An electronic flash strobe, powered by AA batteries, will slow down sooner than you or I expect. Recycle time, the time from one flash to the next, will become longer as power is drained from the batteries. (And if you use rechargeable batteries, those usually do not hold out quite as long as standard alkaline batteries.) How can we prolong optimum power for a flash? The short answer is: a better power source.
If you’re using a flash that’s built-in to your camera, then you are probably stuck. The only thing you can do is carry an extra supply of charged batteries and change the battery more frequently. The good news is you may be able to use a more powerful external flash, even though your camera already has a built-in flash.
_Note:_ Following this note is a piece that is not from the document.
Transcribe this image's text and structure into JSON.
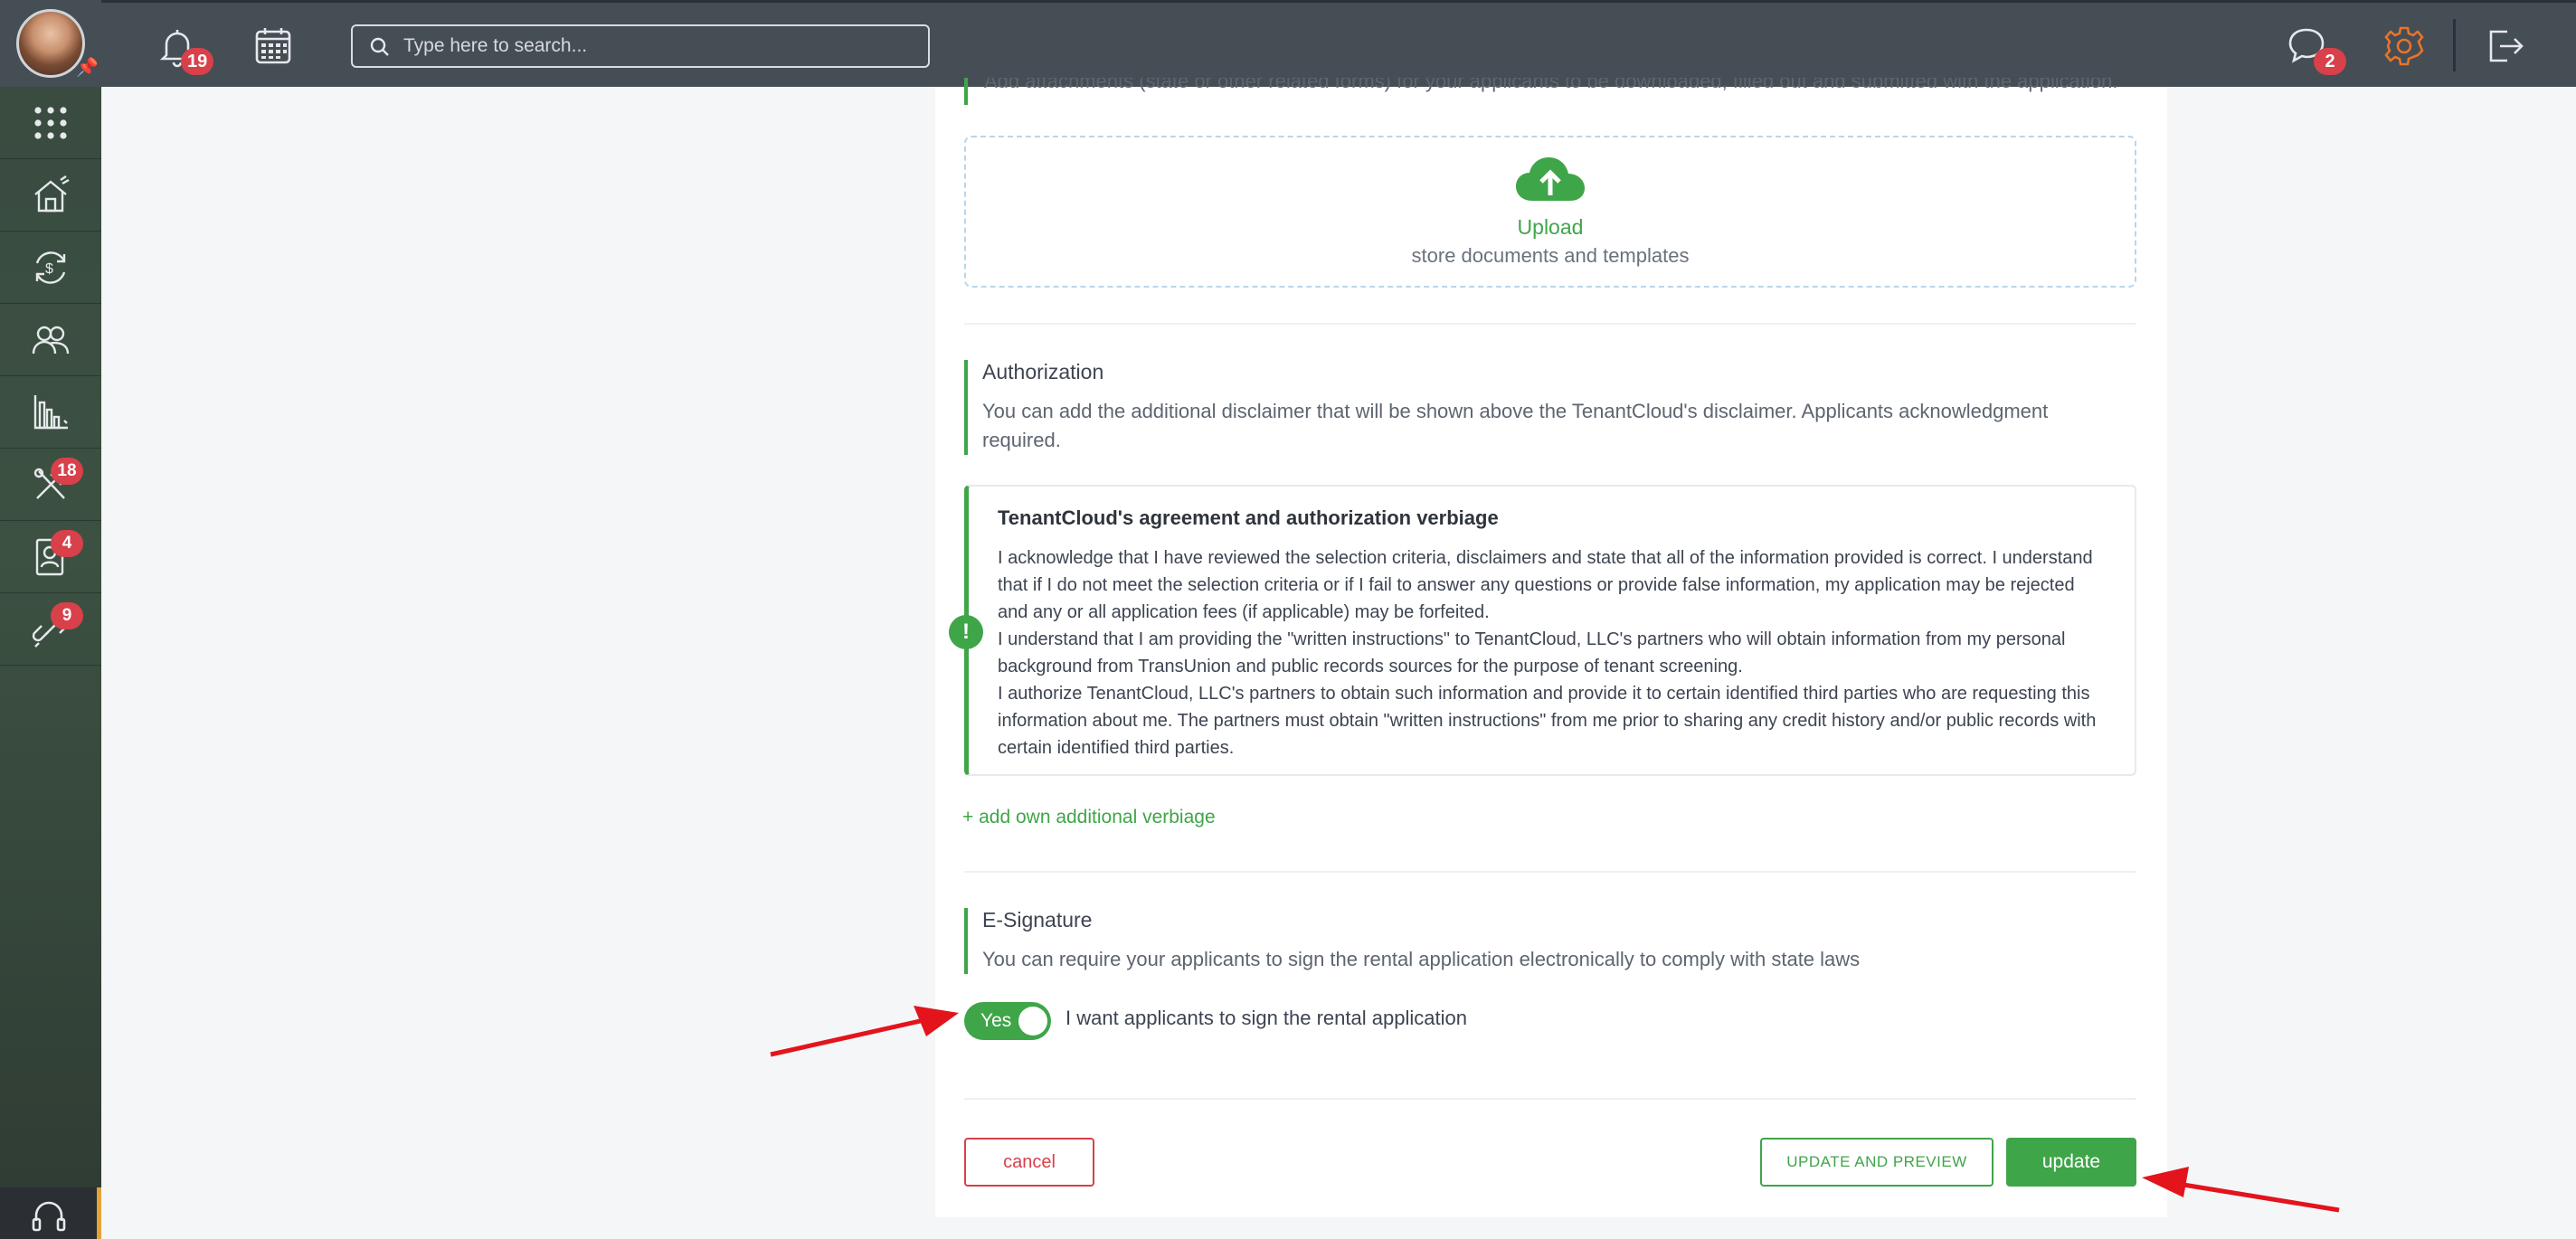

But to answer that for your particular camera, you have to check the owner’s manual.
If you’re using an external flash, powered by standard AA batteries, many flash strobes will allow you to use an alternate power source, instead of the the battery compartment built in to the strobe. There are a variety of possibilities and some can have a price tag much greater than the strobe.
Typically, I am using a Canon 580EX2 strobe, which has a power socket allowing for an external power source. Canon sells an external battery pack CP-E4, which holds 8 AA batteries, twice as many as the built-in battery compartment of the 580EX2. However, with a retail price tag around $150, the CP-E4 seems over-priced. Seriously, it is a simple battery holder, no fancy electronics involved.
Thankfully, there are less-expensive 3rd-party equivalents. If you use one of these, it likely invalidates your Canon warranty and Canon will not guarantee that their products will function with a non-Canon battery pack. The 580EX2 instruction manual states: “If non-Canon, external power pack is used, it may cause malfunction.” Does that scare you? It shouldn’t. Canon is simply protecting themselves from liability if you happen to connect a defective power supply.
I’ve been using a Bolt CBP-C1 battery pack; like the Canon battery pack, the Bolt holds 8 AA batteries, but the price tag is half that of the Canon. It has proved to be durable and reliable for photographing sports, weddings, and stage performances. I have been using rechargable Sanyo Eneloop batteries (NiMH). Using just one set of batteries, I have not yet run out of power during any shoot.
One little trick to be aware of regarding the use of an external battery pack with the Canon 580EX2 strobe. When an external battery pack is connected, the strobe may rely in-part upon the external batteries and in-part upon batteries installed directly in the flash. If you have particularly weak batteries installed directly in the flash, the flash may fail when those batteries fail. You can change this. Among the cryptic custom function settings, you will find custom function 12. Set custom function 12 equal to 1 (on) and the flash will exclusively use the external battery pack.